As a Jewish writer who has recently had a novel about a boy from the Hitler Youth published, I wondered as I researched my book how the people of Germany could have let the National Socialism come to power.  I wondered it as I wandered through the Rhine Valley and as I interacted with the delightful people and enjoyed the often pristine, gemutlich villages and marveled at the music of Beethoven.

As a Jewish candidate for Congress, who has seen his face plastered on the bodies of Nazi war criminals by the Young Republicans of a local college because of the maliciousness of my opponent, I wondered how my America could have allowed that to happen.  That my wonderment eventually grew into a law suit against my opponent is less the question  than that it had to happen at all.

As an American citizen, regardless of my religion or creed or race or gender or any other arbitrary standard by which mankind seems to delight in pitting one against another, I wondered how an Anne Coulter could say of a Max Cleland that the three limbs he left in Vietnam during his military service to his country were not as meaningful because they were lost trying to save his buddies from an American grenade and not an enemy grenade, what kind of child-rearing could have produced a morality such as hers.

I wondered today as I read about a Republican National Congressional Committee TV ad against a New York State candidate which depicted him dialing a phone-sex talk line what Mr. Rove and his minions have led us to.  I wondered how lethal the confluence of the dumbing down of our education and the consolidation of media power into a few corporate hands has really been.  I wondered if Lincoln's admonition that we can't fool all of the people all of the time is still valid in the America of today.  I wondered if what happened to the hero of my novel in Nazi Germany is happening now in my own country.
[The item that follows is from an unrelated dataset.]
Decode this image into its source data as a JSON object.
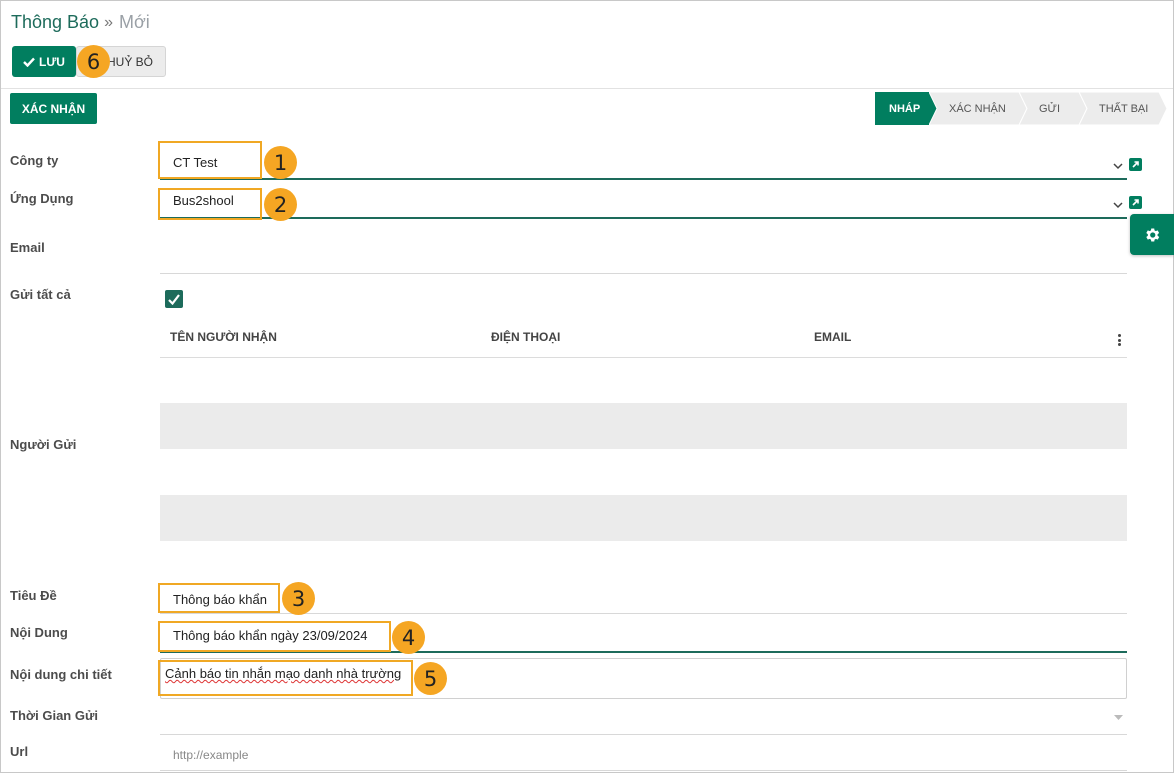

That we are what we are, that we have become what we have become is a source of sorrow, of fear, and of anger for me--and I guess for many.  We can all wonder about the causes.  We can research them, and discuss them, and pontificate about them.  But in the end, I believe we need to turn to Shakespeare for the final comment.  "The fault, dear Brutus, is not in our stars, but in ourselves, that we are underlings."